2021 journal article
Natural Infrastructure Practices as Potential Flood Storage and Reduction for Farms and Rural Communities in the North Carolina Coastal Plain

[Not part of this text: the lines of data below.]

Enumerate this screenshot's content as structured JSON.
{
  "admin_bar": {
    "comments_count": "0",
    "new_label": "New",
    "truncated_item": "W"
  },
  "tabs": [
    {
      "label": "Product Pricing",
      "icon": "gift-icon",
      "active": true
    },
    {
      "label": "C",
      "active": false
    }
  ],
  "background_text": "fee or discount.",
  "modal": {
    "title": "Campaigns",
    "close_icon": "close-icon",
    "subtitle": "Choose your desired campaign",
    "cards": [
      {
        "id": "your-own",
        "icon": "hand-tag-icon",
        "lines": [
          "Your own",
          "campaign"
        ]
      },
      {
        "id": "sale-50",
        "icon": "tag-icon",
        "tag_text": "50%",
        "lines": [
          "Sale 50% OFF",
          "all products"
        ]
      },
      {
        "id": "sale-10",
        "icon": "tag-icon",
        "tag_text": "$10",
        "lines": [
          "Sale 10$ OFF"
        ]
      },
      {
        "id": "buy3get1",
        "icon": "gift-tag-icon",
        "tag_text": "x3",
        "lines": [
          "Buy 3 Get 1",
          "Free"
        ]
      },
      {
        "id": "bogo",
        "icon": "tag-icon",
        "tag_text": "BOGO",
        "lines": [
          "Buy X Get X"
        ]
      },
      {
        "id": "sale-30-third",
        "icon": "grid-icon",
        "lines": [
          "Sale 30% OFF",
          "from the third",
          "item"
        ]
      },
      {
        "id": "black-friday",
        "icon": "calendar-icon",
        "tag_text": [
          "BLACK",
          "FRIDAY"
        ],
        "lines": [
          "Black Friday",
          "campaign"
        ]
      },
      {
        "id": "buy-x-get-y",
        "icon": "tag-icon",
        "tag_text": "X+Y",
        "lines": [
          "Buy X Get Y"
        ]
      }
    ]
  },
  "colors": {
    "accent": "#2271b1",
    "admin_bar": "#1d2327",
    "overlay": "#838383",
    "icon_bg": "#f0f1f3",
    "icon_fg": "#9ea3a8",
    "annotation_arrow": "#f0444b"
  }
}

Increased global temperatures resulting from anthropogenically induced climate changes have increased the frequency and severity of adverse weather events, including extreme rainfall events, floods, and droughts. In recent years, nature-based solutions (NBS) have been proposed to retain storm runoff temporarily and mitigate flood damages. These practices may help rural farm and forest lands to store runoff and reduce flooding on farms and downstream communities and could be incorporated into a conservation program to provide payments for these efforts, which would supplement traditional farm incomes. Despite their potential, there have been very few methodical assessments and detailed summaries of NBS to date. We identified and summarized potential flood reduction practices for the Coastal Plain of North Carolina. These include agricultural practices of (1) cover cropping/no-till farming; (2) hardpan breakup; (3) pine or (4) hardwood afforestation, and (5) agroforestry; establishing the wetland and stream practices of (6) grass and sedge wetlands and earthen retention structures, (7) forest wetland banks, and (8) stream channel restoration; and establishing new structural solutions of (9) dry dams and berms (water farming) and (10) tile drainage and water retention. These practices offer different water holding and storage capacities and costs. A mixture of practices at the farm and landscape level can be implemented for floodwater retention and attenuation and damage reduction, as well as for providing additional farm and forest ecosystem services.